Life for many of us is a stressful experience of constantly being on the way to somewhere else and having to rush to be there on time.
It's only when it's too late that most of us can look back on a lifetime of missed opportunities, cul de sacs and wrong turns. All that's left is the fear of what lies beyond.
We work and we die. The cycle is endless and it will stay that way because it's what makes the world go round, like worker bees in a hive.
Except at least bees have stings.
Money talks - cash sings
IS anyone worth paying £500 a ticket to see in concert?
Barbra Streisand is set to perform live for the first time in years and will play her first European dates, including the UK. Ticket prices are astronomical even before the touts and ebay chancers get in on the act.
In terms of status, she's right up there with Sinatra, Garland and Elvis and I'm sure there are plenty of people (most of them gay) who will be more than happy to raid their handbags and part with that sort of cash to see their idol (or is that icon?) giving it some nasal New York State Of Mind welly.
But £500? I wouldn't pay that to see a resurrected John Lennon, Frank Zappa, Lowell George, Otis Redding, Janis Joplin, Jimi Hendrix, Miles Davis, John Bonham supergroup.
Well come to think of it...
THE U2 lyric, "Been living like a mole", from their song Elevation was named as the worst line ever in a radio poll.
Obviously, they had never listened to Toto's 1982 hit, Africa, which has the tongue-twistingly excrutiating line: "I know that I must do what's right sure as Kilimanjaro rises like Olympus above the Serengeti."
Now you would have to go a long way (further even than Africa) to find a lyric as bad as that.
LIVERPOOL goalkeeping hero Pepe Reina's house was burgled as he was helping his team win a place in the European Cup final.
Chelsea's Frank Lampard is not under suspicion although he is unable to account for his whereabouts between 7.30pm and 10pm on the night in question.
I'd also be interested to see how many footballers' houses were done over during the last World Cup because nobody knew where he was then either.

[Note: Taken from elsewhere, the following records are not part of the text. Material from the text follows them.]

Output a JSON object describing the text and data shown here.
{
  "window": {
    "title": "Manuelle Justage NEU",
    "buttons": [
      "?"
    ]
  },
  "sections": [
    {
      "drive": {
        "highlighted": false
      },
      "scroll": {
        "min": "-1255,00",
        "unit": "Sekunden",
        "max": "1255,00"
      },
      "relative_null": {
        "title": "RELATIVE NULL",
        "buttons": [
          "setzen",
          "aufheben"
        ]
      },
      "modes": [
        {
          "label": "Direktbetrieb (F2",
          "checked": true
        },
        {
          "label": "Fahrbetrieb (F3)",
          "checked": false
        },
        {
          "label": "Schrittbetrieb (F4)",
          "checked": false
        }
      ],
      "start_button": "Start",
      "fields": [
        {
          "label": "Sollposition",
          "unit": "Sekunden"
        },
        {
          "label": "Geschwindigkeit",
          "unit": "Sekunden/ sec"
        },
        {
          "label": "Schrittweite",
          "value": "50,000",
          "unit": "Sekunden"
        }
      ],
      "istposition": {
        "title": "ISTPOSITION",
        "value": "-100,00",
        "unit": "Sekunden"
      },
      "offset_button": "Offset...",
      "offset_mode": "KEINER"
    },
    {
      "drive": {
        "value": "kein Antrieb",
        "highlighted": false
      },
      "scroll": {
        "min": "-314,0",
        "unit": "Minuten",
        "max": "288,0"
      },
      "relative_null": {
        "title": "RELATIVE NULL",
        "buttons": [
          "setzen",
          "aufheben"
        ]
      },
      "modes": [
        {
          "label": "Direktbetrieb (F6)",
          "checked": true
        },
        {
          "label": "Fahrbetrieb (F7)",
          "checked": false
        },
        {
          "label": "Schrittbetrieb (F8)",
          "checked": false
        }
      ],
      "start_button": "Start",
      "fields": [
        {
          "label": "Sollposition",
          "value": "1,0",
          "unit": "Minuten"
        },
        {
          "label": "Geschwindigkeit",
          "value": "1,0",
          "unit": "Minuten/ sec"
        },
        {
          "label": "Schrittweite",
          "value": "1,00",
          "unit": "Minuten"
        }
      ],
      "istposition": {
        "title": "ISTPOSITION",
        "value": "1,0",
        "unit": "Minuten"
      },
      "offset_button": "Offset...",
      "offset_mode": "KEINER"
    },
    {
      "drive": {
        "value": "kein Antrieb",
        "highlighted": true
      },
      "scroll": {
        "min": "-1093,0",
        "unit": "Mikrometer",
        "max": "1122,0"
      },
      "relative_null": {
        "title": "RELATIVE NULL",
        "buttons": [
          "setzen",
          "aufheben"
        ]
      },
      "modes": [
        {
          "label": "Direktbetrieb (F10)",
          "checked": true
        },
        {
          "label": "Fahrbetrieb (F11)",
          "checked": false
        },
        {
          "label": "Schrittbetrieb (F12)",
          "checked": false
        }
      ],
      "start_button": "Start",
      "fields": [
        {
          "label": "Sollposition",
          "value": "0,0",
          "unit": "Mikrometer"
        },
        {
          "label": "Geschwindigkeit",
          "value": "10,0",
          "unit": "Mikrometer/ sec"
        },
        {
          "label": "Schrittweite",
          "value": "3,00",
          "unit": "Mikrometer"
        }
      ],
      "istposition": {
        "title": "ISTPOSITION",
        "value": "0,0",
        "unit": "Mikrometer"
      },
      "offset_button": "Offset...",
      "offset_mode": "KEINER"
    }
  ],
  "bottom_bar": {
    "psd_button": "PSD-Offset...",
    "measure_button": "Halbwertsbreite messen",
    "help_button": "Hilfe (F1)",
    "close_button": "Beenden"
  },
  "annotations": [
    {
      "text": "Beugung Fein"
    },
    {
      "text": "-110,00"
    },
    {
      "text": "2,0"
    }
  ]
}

A video of David Hasselhoff drunk and a recording of an angry Alec Baldwin's voicemail message to his 12-year-old daughter. Why? What the hell does it have to do with anyone?